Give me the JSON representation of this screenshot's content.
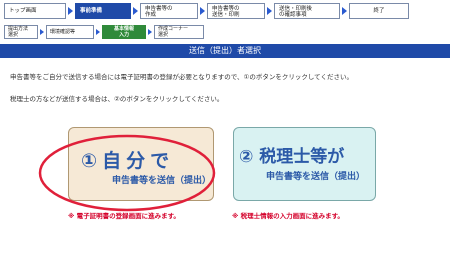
{
  "progress": {
    "main_steps": [
      {
        "label": "トップ画面"
      },
      {
        "label": "事前準備"
      },
      {
        "label": "申告書等の\n作成"
      },
      {
        "label": "申告書等の\n送信・印刷"
      },
      {
        "label": "送信・印刷後\nの確認事項"
      },
      {
        "label": "終了"
      }
    ],
    "sub_steps": [
      {
        "label": "提出方法\n選択"
      },
      {
        "label": "環境確認等"
      },
      {
        "label": "基本情報\n入力"
      },
      {
        "label": "作成コーナー\n選択"
      }
    ]
  },
  "page": {
    "title": "送信（提出）者選択",
    "instruction_1": "申告書等をご自分で送信する場合には電子証明書の登録が必要となりますので、①のボタンをクリックしてください。",
    "instruction_2": "税理士の方などが送信する場合は、②のボタンをクリックしてください。"
  },
  "options": {
    "self": {
      "main": "①自分で",
      "sub": "申告書等を送信（提出）",
      "note": "※ 電子証明書の登録画面に進みます。"
    },
    "tax_accountant": {
      "main": "② 税理士等が",
      "sub": "申告書等を送信（提出）",
      "note": "※ 税理士情報の入力画面に進みます。"
    }
  },
  "colors": {
    "accent_blue": "#1f4aa8",
    "active_green": "#2f8a3a",
    "card1_bg": "#f6e9d6",
    "card2_bg": "#d9f2f2",
    "note_red": "#d4002a",
    "highlight_red": "#e0203a"
  }
}
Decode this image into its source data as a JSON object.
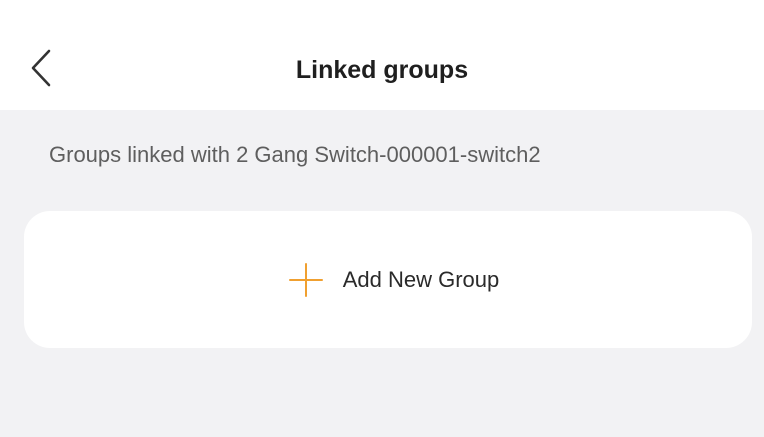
{
  "header": {
    "title": "Linked groups",
    "back_icon": "chevron-left-icon"
  },
  "main": {
    "subtitle": "Groups linked with 2 Gang Switch-000001-switch2",
    "add_group": {
      "label": "Add New Group",
      "icon": "plus-icon",
      "icon_color": "#f0a030"
    }
  },
  "colors": {
    "background": "#f2f2f4",
    "card": "#ffffff",
    "accent": "#f0a030"
  }
}
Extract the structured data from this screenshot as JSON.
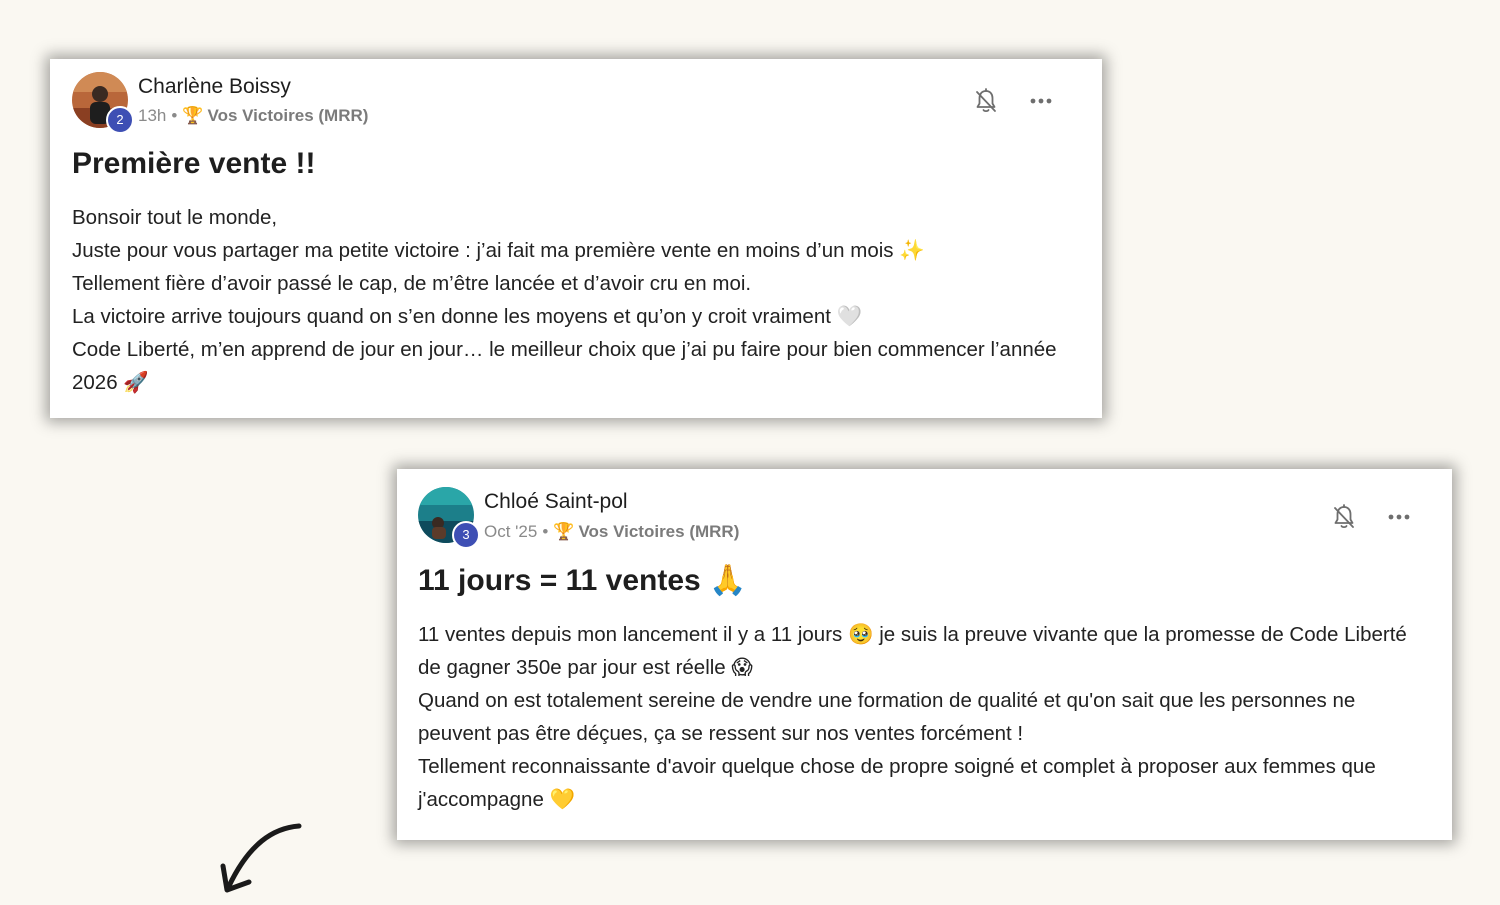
{
  "posts": [
    {
      "author": "Charlène Boissy",
      "level": "2",
      "time": "13h",
      "separator": "•",
      "category_icon": "🏆",
      "category": "Vos Victoires (MRR)",
      "title": "Première vente !!",
      "body": [
        "Bonsoir tout le monde,",
        "Juste pour vous partager ma petite victoire : j’ai fait ma première vente en moins d’un mois ✨",
        "Tellement fière d’avoir passé le cap, de m’être lancée et d’avoir cru en moi.",
        "La victoire arrive toujours quand on s’en donne les moyens et qu’on y croit vraiment 🤍",
        "Code Liberté, m’en apprend de jour en jour… le meilleur choix que j’ai pu faire pour bien commencer l’année 2026 🚀"
      ],
      "icons": {
        "bell": "bell-off-icon",
        "menu": "more-horizontal-icon"
      }
    },
    {
      "author": "Chloé Saint-pol",
      "level": "3",
      "time": "Oct '25",
      "separator": "•",
      "category_icon": "🏆",
      "category": "Vos Victoires (MRR)",
      "title": "11 jours = 11 ventes 🙏",
      "body": [
        "11 ventes depuis mon lancement il y a 11 jours 🥹 je suis la preuve vivante que la promesse de Code Liberté de gagner 350e par jour est réelle 😱",
        "Quand on est totalement sereine de vendre une formation de qualité et qu'on sait que les personnes ne peuvent pas être déçues, ça se ressent sur nos ventes forcément !",
        "Tellement reconnaissante d'avoir quelque chose de propre soigné et complet à proposer aux femmes que j'accompagne 💛"
      ],
      "icons": {
        "bell": "bell-off-icon",
        "menu": "more-horizontal-icon"
      }
    }
  ],
  "colors": {
    "background": "#faf8f2",
    "card": "#ffffff",
    "level_badge": "#3e4fb4",
    "meta_text": "#8a8a8a"
  },
  "decoration": {
    "arrow_icon": "curved-arrow-down-left-icon"
  }
}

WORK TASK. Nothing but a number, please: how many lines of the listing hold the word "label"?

EXERCISE SOLUTION. 11